So, what do we do if we are living life with depression for the first time, this most recent time or all the time?
I do think it’s important to reach out for help.
Call your therapist, your doctor, your clergy, your mother and best friend. Isolation fuels depression and the self-imposed shame many of us add to the hard feeling of depression doesn’t serve us at all.
Ask for help, allow help in whatever form that may take for you whether this is connection, professional psychotherapy support, medication or some combination of all of it.
But also, consider this:
Depression invites us to act like people who have religion and faith do: trust. You may not be able to imagine a future where you don’t have these feelings, but keep acting as if and putting one foot in front of the other. Fold the laundry, take your vitamins, show up to work, tuck yourself into bed. Have faith these repeated, compounding moments of good self-care (on autopilot they may be) will add up and the tide will turn.

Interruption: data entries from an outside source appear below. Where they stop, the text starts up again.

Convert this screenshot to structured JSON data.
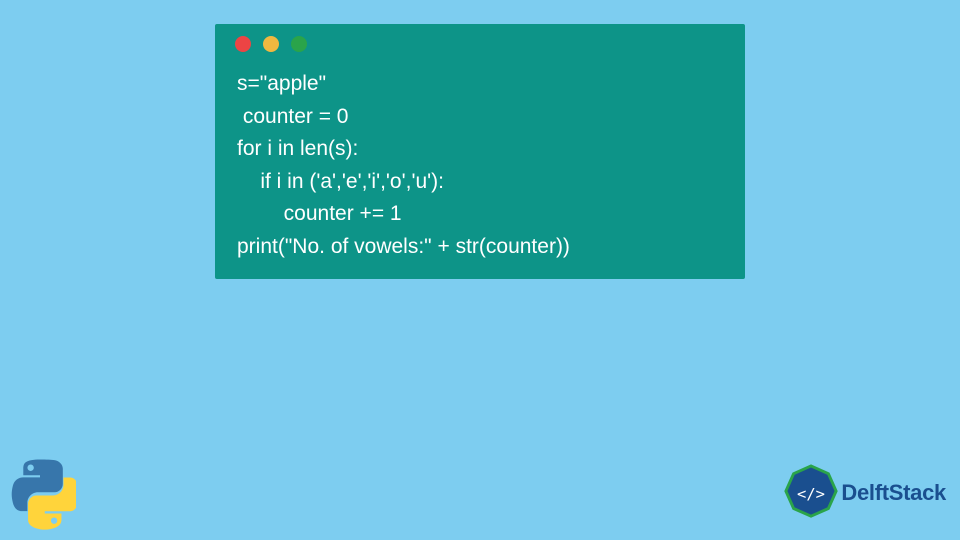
{
  "code": {
    "lines": [
      "s=\"apple\"",
      " counter = 0",
      "for i in len(s):",
      "    if i in ('a','e','i','o','u'):",
      "        counter += 1",
      "print(\"No. of vowels:\" + str(counter))"
    ]
  },
  "branding": {
    "name": "DelftStack"
  },
  "colors": {
    "background": "#7dcdf0",
    "codeWindow": "#0d9488",
    "codeText": "#ffffff",
    "brandBlue": "#1a4f8f",
    "dotRed": "#ec4444",
    "dotYellow": "#f0b840",
    "dotGreen": "#2aa44a"
  }
}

Depression can feel like the loneliest, scariest slog in the world. Like a trek through some proverbial Mordor minus the fine companionship of Samwise Gamgee. Depression is a trickster who says, “You’re all alone in this and it will always be this way.” Both things are untrue. Even with the most chronic and persistent depression, there may be moments of levity again. And all around you, though you may not know them and they may not open up about it even if you do know them, countless other people are struggling with depression, with their own proverbial treks across Mordor.
Depression doesn’t mean you are flawed or broken. Depression, from a purely biological lens, says our brain chemistry is imbalanced and we’re feeling the physiological impacts of it. Depression, from a spiritual lens, may say there’s a wound in our soul that needs tending to. And there are countless other lenses and perspectives of depression out there, but the one I don’t buy into in the slightest is the idea depression signals something is “wrong” with us.
I hope this felt helpful and maybe a little soothing to read.
So often in the world of psychotherapy and personal growth, we and our experiences are reduced to “problems to be solved.” And I don’t think that’s very helpful.
Instead, what I think can be more helpful, is more truth and sharing and connecting around the experiences we find ourselves having — particularly if they are painful or isolating in the way depression can sometimes be. This sharing, this connecting, this truth-telling is, in my professional opinion, a powerful healing force. So please, reach out and connect with someone if you’re feeling depressed. Read the stories of others who have journeyed through depression. Take life moment by moment and care for yourself in the same way you would for a precious child or beloved pet.
And until next time, take very good care of yourself.
Unsplash image by Annie Spratt